2011-08-13 Protests around the world

Syria:

  • The Local Co-ordination Committees say 7-8 people have been killed across Syria so far today: 4 in Homs, 1 in Hama, 1 in Daraya and 1 or 2 in Latakia. Shooting continues.
  • This video reportedly shows Bashar al Assad’s picture taken down and destroyed at Syrian Airlines international sites.
  • Friday’s death toll is being reported as 23.
  • This video shows a funeral in Douma, where five people, including a young woman, were reported killed by government forces on Friday. The crowd is being estimated at “tens of thousands” by Al Jazeera.
  • Thousands are still being arrested.
  • Tanks entered Lataika and heavy artillery was being reported there.
  • Turkey isn’t ruling out international intervention in Syria if the Bashar al-Assad regime doesn’t stop using violence against its own people, a Turkish official told the Hürriyet Daily News on Friday.

 

Israel: 25,000 assemble in Haifa, 20,000 people fill Rager Boulevard in Be’er Sheva, in Afula, some 15,000 people gather, more than 1,500 people march down the city’s main street in Eilat. Haaretz reports. It was the first time in nearly a month that Tel Aviv did not hold a march. Thousands of protesters took to the streets in other cities throughout Israel, with 8,000 demonstrating in Modi’in, 7,000 in Netanya, 5,000 in Petah Tikva, 3,500 in Hod Hasharon, 2,500 in Ramat Hasharon, 2,000 in Rosh Pina, 1,500 in Rishon Letzion, 1,500 in Eilat, 1,500 in Dimona and 1,500 in Nahariya.

Yemen: Hundreds of thousands protested in Sana, and at least 17 other cities and towns,the largest turnout since President Ali Abdullah Saleh left a hospital in Saudi Arabia, where he was recovering from wounds suffered in a June attack on his palace compound, and signaled he intends to return home soon.

South Korea: Continuing the labour protests related to the mass layoffs at Hanjin Heavy Industries and Construction, the 4th Hope Riders, a festival in which people around the country ride down to the Youngdo shipyard to show solidarity and support to the crane protester Kim Jinsuk, launches in Seoul on the 27th August. The protest of Kim Jinsukenters its 219th day.

United States: Anonymous has a message for the people of San Francisco. “The Bay Area Rapid Transit has made the conscious decision of ordering various cell phone companies to terminate services for the downtown area inhibiting those in the area from using cell phones – even in the case of an emergency.” They are organizing a peaceful protest at Civic Center station on Monday, August 15th at 5pm. They are calling for non-violence and requesting that people bring and use cameras. They are requesting that people outside of San Francisco, show solidarity by using black fax, email bombs, and phone calls to the BART Board of Directors. Tomorrow, Sunday – August 14, 2011 at High Noon Pacific Time we, Anonymous – will remove from the internet the web site of BART located at www.bart.gov for exactly six hours. That’s twice as long as they shut off the cell phones for.
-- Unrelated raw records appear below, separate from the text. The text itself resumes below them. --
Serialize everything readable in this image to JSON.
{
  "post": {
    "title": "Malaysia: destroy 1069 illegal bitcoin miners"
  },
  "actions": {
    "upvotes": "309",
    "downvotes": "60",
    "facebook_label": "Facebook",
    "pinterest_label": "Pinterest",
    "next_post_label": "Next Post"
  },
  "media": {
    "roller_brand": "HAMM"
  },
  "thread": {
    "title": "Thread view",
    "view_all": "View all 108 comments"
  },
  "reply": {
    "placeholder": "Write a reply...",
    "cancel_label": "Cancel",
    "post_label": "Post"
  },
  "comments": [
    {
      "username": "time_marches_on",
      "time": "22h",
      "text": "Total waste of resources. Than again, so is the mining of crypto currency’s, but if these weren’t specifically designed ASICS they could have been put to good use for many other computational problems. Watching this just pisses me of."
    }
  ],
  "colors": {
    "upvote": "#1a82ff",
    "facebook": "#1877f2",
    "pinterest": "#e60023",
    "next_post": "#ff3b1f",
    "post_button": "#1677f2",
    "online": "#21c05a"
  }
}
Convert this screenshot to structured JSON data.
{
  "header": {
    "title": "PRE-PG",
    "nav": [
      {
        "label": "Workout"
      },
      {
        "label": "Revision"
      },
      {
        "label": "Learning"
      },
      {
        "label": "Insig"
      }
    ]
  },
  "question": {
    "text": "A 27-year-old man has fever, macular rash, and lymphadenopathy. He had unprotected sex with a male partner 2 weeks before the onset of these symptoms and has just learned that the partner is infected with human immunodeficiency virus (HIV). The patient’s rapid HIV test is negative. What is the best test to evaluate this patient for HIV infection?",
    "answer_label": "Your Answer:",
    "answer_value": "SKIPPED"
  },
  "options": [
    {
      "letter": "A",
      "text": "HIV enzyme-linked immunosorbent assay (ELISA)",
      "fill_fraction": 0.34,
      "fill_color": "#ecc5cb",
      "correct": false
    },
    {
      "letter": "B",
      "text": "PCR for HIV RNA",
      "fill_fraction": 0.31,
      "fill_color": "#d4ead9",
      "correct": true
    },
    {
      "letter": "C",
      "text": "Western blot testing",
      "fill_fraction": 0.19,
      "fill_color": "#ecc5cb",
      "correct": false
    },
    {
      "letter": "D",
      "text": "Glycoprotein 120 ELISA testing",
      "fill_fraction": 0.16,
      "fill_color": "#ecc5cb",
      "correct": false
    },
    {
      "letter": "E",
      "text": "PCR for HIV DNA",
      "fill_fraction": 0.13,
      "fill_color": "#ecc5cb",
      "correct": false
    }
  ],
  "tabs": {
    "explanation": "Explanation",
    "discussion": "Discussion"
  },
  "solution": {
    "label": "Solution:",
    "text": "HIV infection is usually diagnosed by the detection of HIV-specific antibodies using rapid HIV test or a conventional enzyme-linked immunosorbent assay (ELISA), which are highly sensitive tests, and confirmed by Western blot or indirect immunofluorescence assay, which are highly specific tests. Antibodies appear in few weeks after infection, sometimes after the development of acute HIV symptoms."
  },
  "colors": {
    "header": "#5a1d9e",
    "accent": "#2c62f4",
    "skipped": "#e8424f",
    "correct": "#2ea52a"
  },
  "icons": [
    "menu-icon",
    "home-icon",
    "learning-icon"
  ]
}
BART decided to cut off your communications and now we will flood theirs. Follow #OpBart on Twitter.

US Day of Rage is posting video guidelines for non-violent civil disobedience in the leadup to their September 17 protests.

Chile: In response to the ongoing student led protests for free and equal education in Chile, Government spokesman Andres Chadwick says Chile “is not going to be governed from the street.” Students have been marching for over two months and are asking for a referendum.

China: Thousands of people in Qianxi County, Guizhou province smashed ten vehicles and torched another five, said Xinhua, China’s state news agency. According to Reuters, “China saw almost 90,000 such “mass incidents” of riots, protests, mass petitions and other acts of unrest in 2009, according to a 2011 study by two scholars from Nankai University in north China. Some estimates go even higher.” “In fact, China has riots more serious than England’s every week,” said one Weibo comment.

Egypt: Brief clashes between protesters and security broke out in an otherwise peaceful demonstration in Cairo’s Tahrir Square where a few hundred people gathered on Friday to protest the continuing military rule.